Jazz Profiles from NPR
Today's Generation: Ups & Downs
Produced by Molly Murphy

Pianist/composer Jason Moran  

On this Jazz Profiles: jazz in the new millennium. There are naysayers who believe that the genre doesn't stand a chance in today's hit-driven music industry, and younger jazz artists like pianist Jason Moran (left) are facing new challenges in these changing times.

Listen to New York Times jazz critic Ben Ratliff, saxophonist Joshua Redman, vocalist Luciana Souza, trumpeter Irvin Mayfield, pianist Jason Moran, and vibraphonist Stefon Harris give their impressions on the current jazz scene

Making a living as a jazz musician has never been the easiest task, and it's become particularly difficult in the recent economic downturn. Many artists have to hustle from gig to gig just to pay the rent, and if a gig falls through, there are few places to turn for recourse: no severance pay, no kill fee, nothing.

Listen to Redman and Ratliff talk about the economic realities of the jazz industry

Amid looming concerns of marketability, many jazz musicians during the 1980s and '90s found themselves in a quandary between neo-conservatism and modernity. But as New York Times jazz critic Ben Ratliff points out, many of today's leading voices, like Jason Moran, see beyond that duality.

Listen to Moran tell how he fell in love with jazz

Barry Harris  

Any number of artists can cite lack of exposure to jazz as one of the primary reasons for the music's declining popularity. Young listeners only fall in love with jazz either by being a music student in formal jazz programs at schools like Berklee or the Manhattan School, or in master classes led by veteran jazz pianist Barry Harris (left).

Listen to Barry Harris talk about his master classes

Vibraphonist Stefon Harris attended a number of Barry Harris' workshops and is often hailed as one of the most important jazz vibe players to emerge since Bobby Hutcherson. But Stefon wasn't exposed to jazz until he was in college.

Listen to Stefon Harris talk about his first experience with jazz

Another concern facing many younger jazz musicians is the limited time they're allowed to develop an artistic voice and identity. With tight studio budgets and a need for niche marketing, many artists feel the pressure to neglect their creative growth and follow the pack when it comes to recording and releasing CDs.

Listen to saxophonist David Sanchez talk about the pressures of recording

What do you say to a jazz musician with a steady job? "I'll take two Big Macs and a large order of fries."

-- famous jazz joke  

Currently, jazz makes up about three percent of all record sales, down when compared to the "jazz lions" boom of the 1980s and '90s. Major record labels like Columbia and Verve are slashing their jazz divisions.

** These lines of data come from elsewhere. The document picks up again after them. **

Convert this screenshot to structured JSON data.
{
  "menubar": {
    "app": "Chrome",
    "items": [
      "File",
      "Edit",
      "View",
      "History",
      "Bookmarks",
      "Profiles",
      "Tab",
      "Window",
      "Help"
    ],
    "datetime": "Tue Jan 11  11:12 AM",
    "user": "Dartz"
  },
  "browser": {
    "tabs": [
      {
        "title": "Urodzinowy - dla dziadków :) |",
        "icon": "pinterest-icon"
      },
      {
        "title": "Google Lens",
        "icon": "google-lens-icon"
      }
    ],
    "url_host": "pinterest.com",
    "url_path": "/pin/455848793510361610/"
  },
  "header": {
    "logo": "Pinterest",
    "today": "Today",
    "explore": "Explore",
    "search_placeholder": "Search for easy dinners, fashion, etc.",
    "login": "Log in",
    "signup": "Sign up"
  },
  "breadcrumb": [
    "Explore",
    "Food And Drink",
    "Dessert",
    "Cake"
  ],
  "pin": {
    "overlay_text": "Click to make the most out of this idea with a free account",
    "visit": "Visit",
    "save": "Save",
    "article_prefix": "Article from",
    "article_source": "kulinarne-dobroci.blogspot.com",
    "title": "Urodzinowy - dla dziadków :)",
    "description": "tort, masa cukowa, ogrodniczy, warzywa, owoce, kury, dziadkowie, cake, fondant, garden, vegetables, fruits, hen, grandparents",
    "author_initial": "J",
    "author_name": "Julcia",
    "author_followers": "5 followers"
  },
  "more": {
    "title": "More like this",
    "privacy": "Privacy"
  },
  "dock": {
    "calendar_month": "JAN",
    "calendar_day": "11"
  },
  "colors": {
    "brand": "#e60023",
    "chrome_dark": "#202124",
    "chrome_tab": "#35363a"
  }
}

But as Ratliff observes, this could be inevitably be a positive effect for the independent jazz labels, which give jazz players more room for artistic growth, compared to the larger, multi-genre labels.

Listen to Ratliff talk about jazz record sales

Ratliff also points out that a bigger threat for jazz musicians is the lack of performance spaces. Too often, jazz artists don't have extended club gigs that would let them stretch out and develop their music. One-nighters, the mainstay of the pop music concert dynamic, often drain a jazz musician's focus and energy.

Listen to Ratliff discuss the lack of jazz venues


New Orleans-based ensemble, Los Hombres Calientes, featuring trumpeter Irvin Mayfield (left), is one band that knows how to balance the art of music and business. Even on the small independent label, Basin Street, Los Hombres Calientes attracts a large, diverse audience that spends money on CDs.

Listen to trumpeter Irvin Mayfield talk about his group's fans

In order to supplement their income, some jazz artists teach, do studio recordings, play club dates, and even tend bar. Others, like vocalist Luciana Souza, who doesn't have a major-record contract and represents herself, has even cleaned housing to try to support her dream of being a jazz artist.

Listen to vocalist Luciana Souza talk about life as a jazz musician without a major label contract

With limited work opportunities and sagging record sales, does jazz have a future? As the music continues to incorporate other influences and as musicians like Jason Moran, Luciana Souza, and David Sanchez push the envelope, jazz will certainly survive, but the measurement of its success is certainly an open question.

Listen to legendary saxophonist Jackie McLean, Ratliff, and Redman talk about the future of jazz


View the Today's Generation: Ups & Downs show playlist


More InfoBrowse the NPR Jazz Web site -- NPRJazz.org

ListenListen to the NPR Jazz Riffs CD review of Jason Moran's Black Stars

ListenListen to the NPR's Weekend's All Things Considered interview with Joshua Redman. Originally aired June 2000.